§ **Exercise details**:
For every line in the data below that contains "keywords", copy the line.

§ **Dataset entries**:
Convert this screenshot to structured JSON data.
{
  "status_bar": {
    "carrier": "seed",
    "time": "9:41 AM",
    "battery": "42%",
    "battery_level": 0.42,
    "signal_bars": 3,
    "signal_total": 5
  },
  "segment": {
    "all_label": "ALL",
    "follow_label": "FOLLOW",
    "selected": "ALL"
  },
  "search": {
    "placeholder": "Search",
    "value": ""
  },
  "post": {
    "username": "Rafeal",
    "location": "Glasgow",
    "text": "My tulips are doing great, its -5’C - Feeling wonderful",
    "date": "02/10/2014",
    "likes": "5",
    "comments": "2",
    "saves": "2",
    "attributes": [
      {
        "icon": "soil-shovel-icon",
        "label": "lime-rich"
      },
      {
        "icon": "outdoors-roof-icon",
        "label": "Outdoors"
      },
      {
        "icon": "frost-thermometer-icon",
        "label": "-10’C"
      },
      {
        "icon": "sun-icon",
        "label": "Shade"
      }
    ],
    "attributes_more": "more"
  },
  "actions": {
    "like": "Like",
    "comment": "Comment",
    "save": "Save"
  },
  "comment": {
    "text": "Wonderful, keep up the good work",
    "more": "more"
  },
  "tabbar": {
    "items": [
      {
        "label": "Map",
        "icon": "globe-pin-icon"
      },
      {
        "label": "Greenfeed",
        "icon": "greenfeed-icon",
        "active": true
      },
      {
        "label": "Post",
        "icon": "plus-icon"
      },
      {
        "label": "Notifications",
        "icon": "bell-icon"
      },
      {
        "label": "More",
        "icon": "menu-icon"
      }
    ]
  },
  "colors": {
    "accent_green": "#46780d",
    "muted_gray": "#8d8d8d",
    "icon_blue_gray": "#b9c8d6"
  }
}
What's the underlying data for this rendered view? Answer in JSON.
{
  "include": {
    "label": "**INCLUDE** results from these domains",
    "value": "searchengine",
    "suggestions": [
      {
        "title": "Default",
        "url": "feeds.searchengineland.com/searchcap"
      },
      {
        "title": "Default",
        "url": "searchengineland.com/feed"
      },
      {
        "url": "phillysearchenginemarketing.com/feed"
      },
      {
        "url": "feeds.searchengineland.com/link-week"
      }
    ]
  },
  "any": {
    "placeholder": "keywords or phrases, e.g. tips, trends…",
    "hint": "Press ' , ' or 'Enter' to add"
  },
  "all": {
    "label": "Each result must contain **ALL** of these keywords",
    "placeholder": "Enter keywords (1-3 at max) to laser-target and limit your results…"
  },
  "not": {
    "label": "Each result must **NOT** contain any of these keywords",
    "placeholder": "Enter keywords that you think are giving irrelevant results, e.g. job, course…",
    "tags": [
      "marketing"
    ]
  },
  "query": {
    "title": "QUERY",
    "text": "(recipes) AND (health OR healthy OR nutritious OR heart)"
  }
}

§ **Solution below**:
    "placeholder": "keywords or phrases, e.g. tips, trends…",
    "label": "Each result must contain **ALL** of these keywords",
    "placeholder": "Enter keywords (1-3 at max) to laser-target and limit your results…"
    "label": "Each result must **NOT** contain any of these keywords",
    "placeholder": "Enter keywords that you think are giving irrelevant results, e.g. job, course…",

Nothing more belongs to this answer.